"I know that I'm going to have to go earn this," Bush said this past week. "It's a lot of work and I'm excited about the prospects of this. It's a long haul. You start wherever you start, and you end a long way away from where we are today, so I just urge everybody to be a little more patient about this."
Bush, 62, planned to make his candidacy official during a Monday afternoon speech and rally at Miami Dade College, the nation's largest university.
He has failed to scare any potential rival from the race, except perhaps 2012 nominee Mitt Romney. He is unpopular among some of his party's most passionate voters and little known beyond his home state despite the Bush name.
"I thought Jeb would take up all the oxygen," said Ohio Gov. John Kasich. "He hasn't." Emboldened by Bush's slow rise, Kasich acknowledged this weekend that he is stepping up preparations for a possible campaign.
Bush is one of 11 major Republicans in the hunt for the nomination. Kasich and a few others are still deciding whether to join a field that could end up just shy of 20.
But few among them entered the race with such a high expectations of success as did Bush. Those expectations have seemed a burden at times.
Take, for example, the question of whether Bush will report raising $100 million for his campaign in the first six months of the year. Lost amid the "will he or won't he" is that Bush probably will have taken in far more than anyone else.

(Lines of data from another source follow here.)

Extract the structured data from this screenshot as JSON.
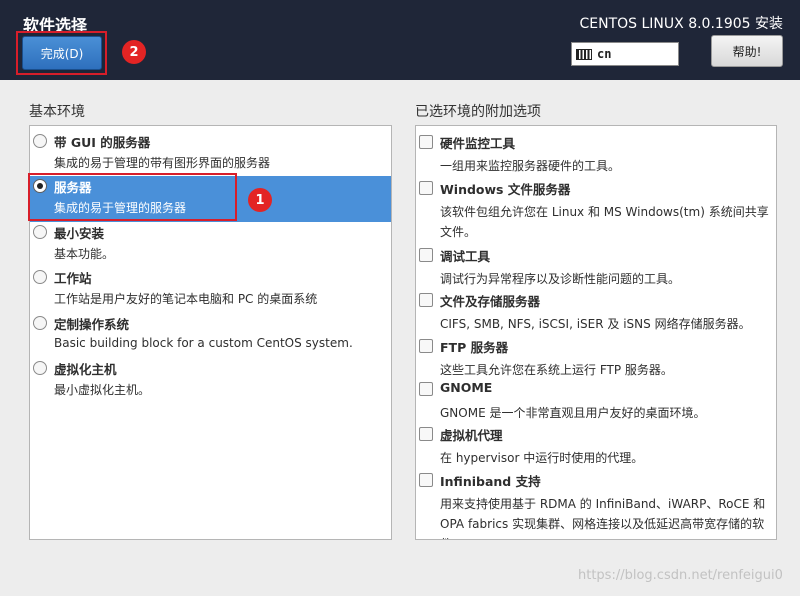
{
  "header": {
    "page_title": "软件选择",
    "product_title": "CENTOS LINUX 8.0.1905 安装",
    "done_label": "完成(D)",
    "keyboard_layout": "cn",
    "help_label": "帮助!"
  },
  "annotations": {
    "badge_1": "1",
    "badge_2": "2"
  },
  "base_environment": {
    "title": "基本环境",
    "selected_index": 1,
    "items": [
      {
        "name": "带 GUI 的服务器",
        "desc": "集成的易于管理的带有图形界面的服务器"
      },
      {
        "name": "服务器",
        "desc": "集成的易于管理的服务器"
      },
      {
        "name": "最小安装",
        "desc": "基本功能。"
      },
      {
        "name": "工作站",
        "desc": "工作站是用户友好的笔记本电脑和 PC 的桌面系统"
      },
      {
        "name": "定制操作系统",
        "desc": "Basic building block for a custom CentOS system."
      },
      {
        "name": "虚拟化主机",
        "desc": "最小虚拟化主机。"
      }
    ]
  },
  "addons": {
    "title": "已选环境的附加选项",
    "items": [
      {
        "name": "硬件监控工具",
        "desc": "一组用来监控服务器硬件的工具。"
      },
      {
        "name": "Windows 文件服务器",
        "desc": "该软件包组允许您在 Linux 和 MS Windows(tm) 系统间共享文件。"
      },
      {
        "name": "调试工具",
        "desc": "调试行为异常程序以及诊断性能问题的工具。"
      },
      {
        "name": "文件及存储服务器",
        "desc": "CIFS, SMB, NFS, iSCSI, iSER 及 iSNS 网络存储服务器。"
      },
      {
        "name": "FTP 服务器",
        "desc": "这些工具允许您在系统上运行 FTP 服务器。"
      },
      {
        "name": "GNOME",
        "desc": "GNOME 是一个非常直观且用户友好的桌面环境。"
      },
      {
        "name": "虚拟机代理",
        "desc": "在 hypervisor 中运行时使用的代理。"
      },
      {
        "name": "Infiniband 支持",
        "desc": "用来支持使用基于 RDMA 的 InfiniBand、iWARP、RoCE 和 OPA fabrics 实现集群、网格连接以及低延迟高带宽存储的软件。"
      }
    ]
  },
  "watermark": "https://blog.csdn.net/renfeigui0"
}
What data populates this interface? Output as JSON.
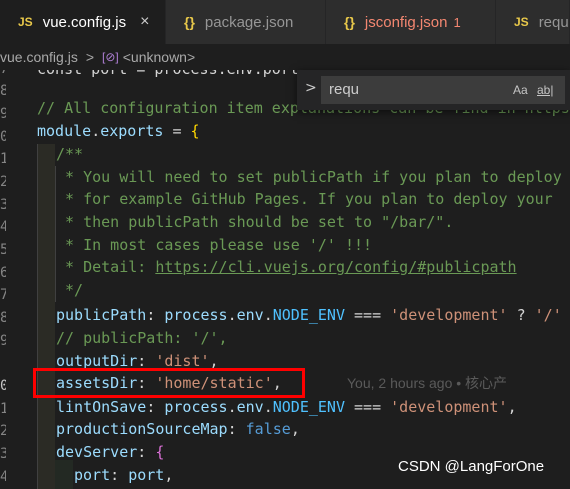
{
  "tabs": [
    {
      "icon": "JS",
      "label": "vue.config.js",
      "close": "×"
    },
    {
      "icon": "{}",
      "label": "package.json"
    },
    {
      "icon": "{}",
      "label": "jsconfig.json",
      "count": "1"
    },
    {
      "icon": "JS",
      "label": "requ"
    }
  ],
  "breadcrumb": {
    "file": "vue.config.js",
    "separator": ">",
    "symbol_icon": "[⊘]",
    "symbol": "<unknown>"
  },
  "find": {
    "chevron": ">",
    "query": "requ",
    "opt_case": "Aa",
    "opt_word": "ab|"
  },
  "gutter": [
    "7",
    "8",
    "9",
    "0",
    "1",
    "2",
    "3",
    "4",
    "5",
    "6",
    "7",
    "8",
    "9",
    "0",
    "1",
    "2",
    "3",
    "4"
  ],
  "code": {
    "l0": "const port = process.env.port",
    "l1_comment": "// All configuration item explanations can be find in https:",
    "l2_a": "module",
    "l2_b": ".",
    "l2_c": "exports",
    "l2_d": " = ",
    "l2_e": "{",
    "l3": "/**",
    "l4": " * You will need to set publicPath if you plan to deploy",
    "l5": " * for example GitHub Pages. If you plan to deploy your",
    "l6": " * then publicPath should be set to \"/bar/\".",
    "l7": " * In most cases please use '/' !!!",
    "l8_a": " * Detail: ",
    "l8_b": "https://cli.vuejs.org/config/#publicpath",
    "l9": " */",
    "l10_a": "publicPath",
    "l10_b": ": ",
    "l10_c": "process",
    "l10_d": ".",
    "l10_e": "env",
    "l10_f": ".",
    "l10_g": "NODE_ENV",
    "l10_h": " === ",
    "l10_i": "'development'",
    "l10_j": " ? ",
    "l10_k": "'/'",
    "l11": "// publicPath: '/',",
    "l12_a": "outputDir",
    "l12_b": ": ",
    "l12_c": "'dist'",
    "l12_d": ",",
    "l13_a": "assetsDir",
    "l13_b": ": ",
    "l13_c": "'home/static'",
    "l13_d": ",",
    "l13_blame": "You, 2 hours ago • 核心产",
    "l14_a": "lintOnSave",
    "l14_b": ": ",
    "l14_c": "process",
    "l14_d": ".",
    "l14_e": "env",
    "l14_f": ".",
    "l14_g": "NODE_ENV",
    "l14_h": " === ",
    "l14_i": "'development'",
    "l14_j": ",",
    "l15_a": "productionSourceMap",
    "l15_b": ": ",
    "l15_c": "false",
    "l15_d": ",",
    "l16_a": "devServer",
    "l16_b": ": ",
    "l16_c": "{",
    "l17_a": "port",
    "l17_b": ": ",
    "l17_c": "port",
    "l17_d": ","
  },
  "watermark": "CSDN @LangForOne",
  "colors": {
    "keyword": "#569cd6",
    "variable": "#9cdcfe",
    "string": "#ce9178",
    "comment": "#6a9955",
    "highlight": "#ff0000"
  }
}
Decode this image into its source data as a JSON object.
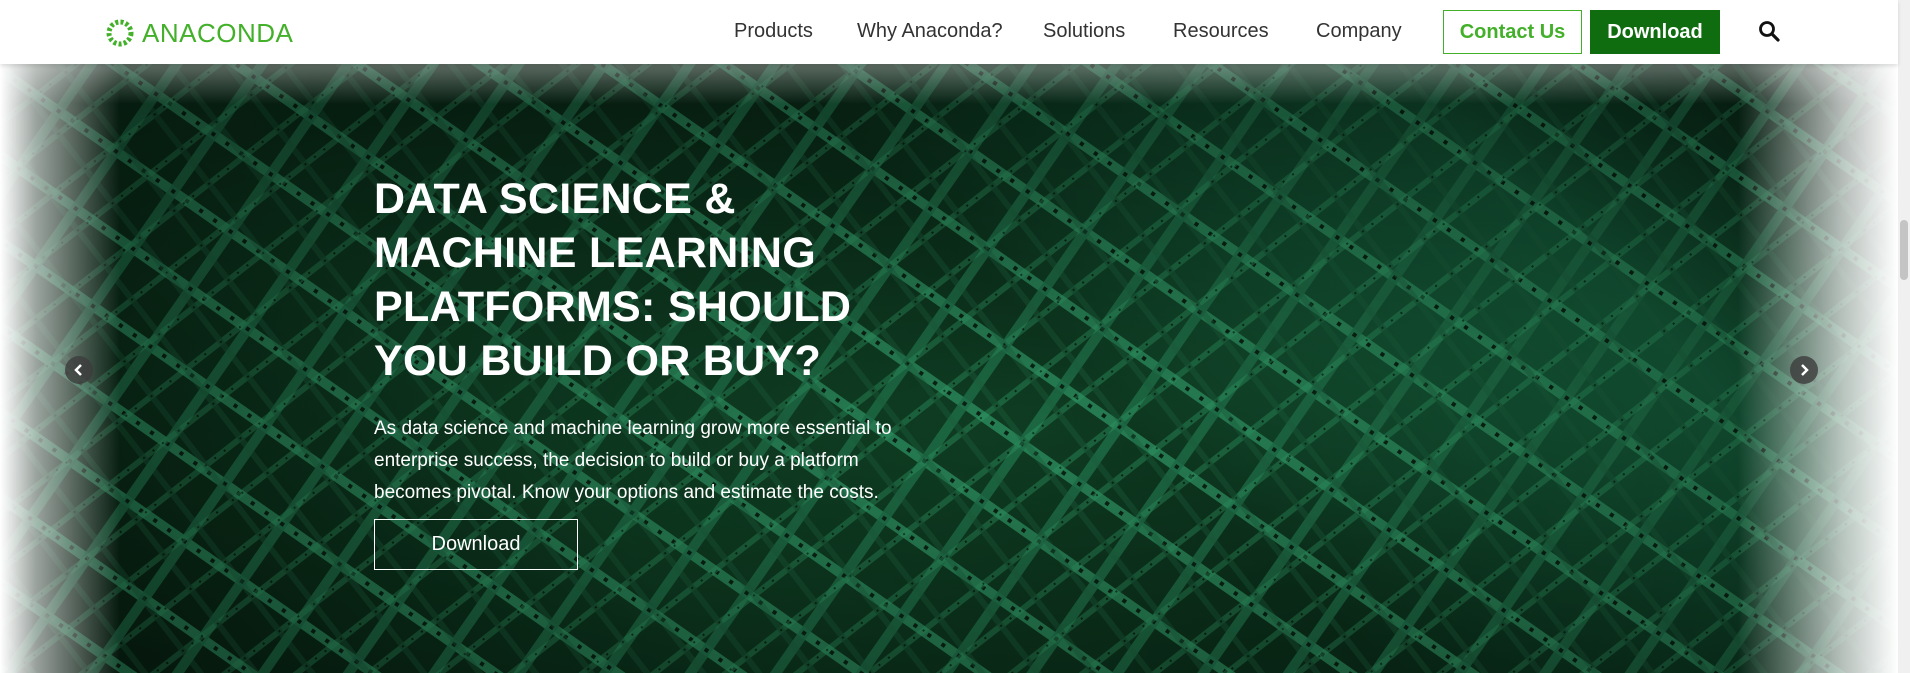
{
  "header": {
    "logo_text": "ANACONDA",
    "nav": [
      "Products",
      "Why Anaconda?",
      "Solutions",
      "Resources",
      "Company"
    ],
    "contact_label": "Contact Us",
    "download_label": "Download",
    "search_icon": "search-icon"
  },
  "hero": {
    "title": "DATA SCIENCE & MACHINE LEARNING PLATFORMS: SHOULD YOU BUILD OR BUY?",
    "body": "As data science and machine learning grow more essential to enterprise success, the decision to build or buy a platform becomes pivotal. Know your options and estimate the costs.",
    "button_label": "Download",
    "prev_icon": "chevron-left-icon",
    "next_icon": "chevron-right-icon"
  },
  "colors": {
    "brand": "#43b02a",
    "download_bg": "#0f6d0f",
    "hero_dark": "#0b2a17",
    "hero_light": "#1c7a4f"
  }
}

Romney said Saturday it would not surprise him to learn that Bush had scooped up twice that of all the other GOP candidates combined.
"By all appearances, he's raised a lot of money," Romney said, praising Bush's "experienced and capable team." ''At this stage, that's a very important thing to do."
Even if he does not reach the $100 million mark, Bush will have amassed more in six months than Romney and his allies at a super political action committee raised for the entire year before the 2012 election.
By contrast, a senior adviser to Wisconsin Gov. Scott Walker, considered along with Bush among the few top-tier 2016 contenders, expects he will raise roughly $25 million through the end of June. The adviser spoke on the condition of anonymity to share internal fundraising details.
Romney's former fundraising chief, Spencer Zwick, said despite Bush likely commanding lead in the fundraising race, it's not clear how much of an advantage he will hold over the field.
"You don't need $100 million to run a primary," Zwick said. He suggested that multiple candidates would have the resources "to go the distance," adding that "it doesn't feel like anybody owns the dominant position."
Bush took lots of questions this past week about a supposed shake-up at campaign headquarters, even though only one member of his senior team — who remains on Bush's staff — was affected. The attention exasperated Bush: "It's June, for crying out loud," he told reporters while in Berlin. "We've got a long way to go."
Still, Bush's first six months back in politics since leaving the governor's office in 2007 have been underwhelming at times.
His low-key speaking style often leaves something to be desired, particularly when compared with some opponents. He sometimes gets snippy during long campaign days. While detailed policy questions are often his strength, he struggled for several days last month to answer a predictable question about the war in Iraq that his brother, former President George W. Bush, waged.
"He would be an excellent president no doubt, but how far he can go in the process remains to be seen," said John Rakolta Jr., the CEO of a Michigan construction company and a leading Romney donor.
In his speech Monday, Bush planned to make the case that those involved in creating Washington's problems cannot fix them. The point is designed to jab the Republican senators — including political protégé in Florida, Marco Rubio — in the race.
Meanwhile, an allied super PAC fueled by Bush's fundraising haul is developing an advertising strategy that will promote Bush's record in Florida and attack his rivals.
Illinois-based businessman Todd Ricketts, a Walker supporter, said it's far too early to draw any conclusions about Bush or the rest of the field.
"Once there's a debate, we'll have a clearer picture of who appears to be ready," he said.